France’s collaboration with Nazis revealed

Foreign Jews, especially Polish Jews, who get off the train in Pithiviers. According to the 04 October1940 anti-Jewish law and under German pressure more than 3,000 of them where arrested by the Paris police headquarters and imprisoned in the transit camps of Pithiviers et Beaune-la-Rolande. © AFP
France’s archives revealing details of collaboration with Nazi Germany have been declassified.

From Monday, the public can access the police and legal documents from the Vichy regime’s collaboration with the German invasion from 1940-44.

A culture of secrecy surrounds this period in France’s history, when the government worked with the Nazis in France to round up and deport Jews.

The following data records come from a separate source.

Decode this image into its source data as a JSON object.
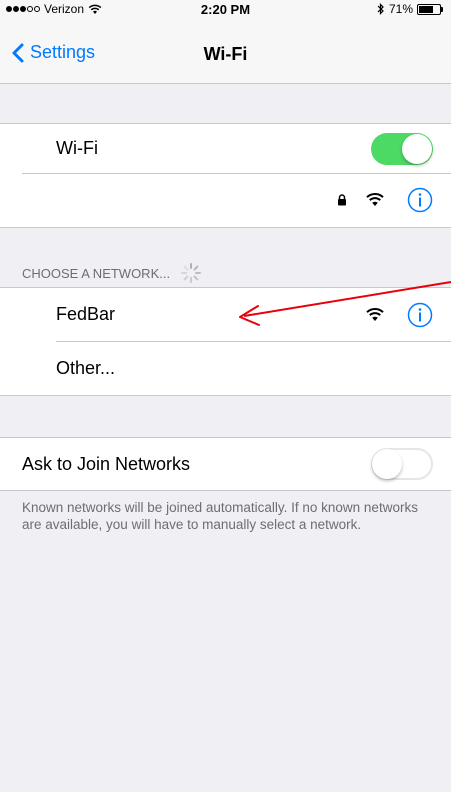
{
  "status_bar": {
    "carrier": "Verizon",
    "time": "2:20 PM",
    "battery_percent": "71%",
    "battery_level": 0.71,
    "signal_filled": 3,
    "signal_total": 5
  },
  "nav": {
    "back_label": "Settings",
    "title": "Wi-Fi"
  },
  "wifi_row": {
    "label": "Wi-Fi",
    "enabled": true
  },
  "section_header": "CHOOSE A NETWORK...",
  "networks": [
    {
      "name": "FedBar"
    },
    {
      "name": "Other..."
    }
  ],
  "ask_to_join": {
    "label": "Ask to Join Networks",
    "enabled": false
  },
  "footer": "Known networks will be joined automatically. If no known networks are available, you will have to manually select a network.",
  "colors": {
    "accent": "#007aff",
    "toggle_on": "#4cd964",
    "annotation": "#e8000b"
  }
}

The archives had been sealed until today. Documents relating to the period from September 1939 to May 1945 can be accessed. More than 200,000 documents have been made public.

When Germany invaded France in 1940, the two countries signed an armistice. The German army occupied northern and western France, while the French collaborationist Vichy government ruled the rest of the country. The Vichy regime worked with the Germans and introduced anti-Jewish laws, banning Jews from public life and restricting the jobs they could have.

The Vichy government introduced ‘Aryanization’ in 1941 to take assets from Jews, who were then sent to detention camps. The first deportation saw more than 1,000 Jews go to Auschwitz on March 27, 1942.

German officials and French police rounded Jews up and separated children from their families, sending the adults to camps first.

The archives will reveal the names of those who betrayed the Jews and sent them to their deaths, and include documents on the prosecution of war criminals by the French government after the war.

In 2009, France’s Council of State said the Vichy government held responsibility for the deportation of tens of thousands of Jews and that the Germans were not solely to blame.

Before then, the French had refused to acknowledge their role in the Holocaust.